++++ The data ++++

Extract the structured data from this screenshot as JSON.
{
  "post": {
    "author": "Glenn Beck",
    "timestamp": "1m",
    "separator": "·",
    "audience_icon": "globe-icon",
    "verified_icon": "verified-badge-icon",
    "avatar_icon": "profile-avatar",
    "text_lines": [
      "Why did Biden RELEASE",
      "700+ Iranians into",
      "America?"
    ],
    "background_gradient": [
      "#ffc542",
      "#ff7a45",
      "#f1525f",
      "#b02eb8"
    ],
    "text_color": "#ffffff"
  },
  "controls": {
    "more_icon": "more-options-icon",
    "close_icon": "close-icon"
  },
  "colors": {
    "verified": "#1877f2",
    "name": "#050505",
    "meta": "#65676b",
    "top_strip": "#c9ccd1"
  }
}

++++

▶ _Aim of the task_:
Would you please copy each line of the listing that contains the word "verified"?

▶ _Task output_:
    "verified_icon": "verified-badge-icon",
    "verified": "#1877f2",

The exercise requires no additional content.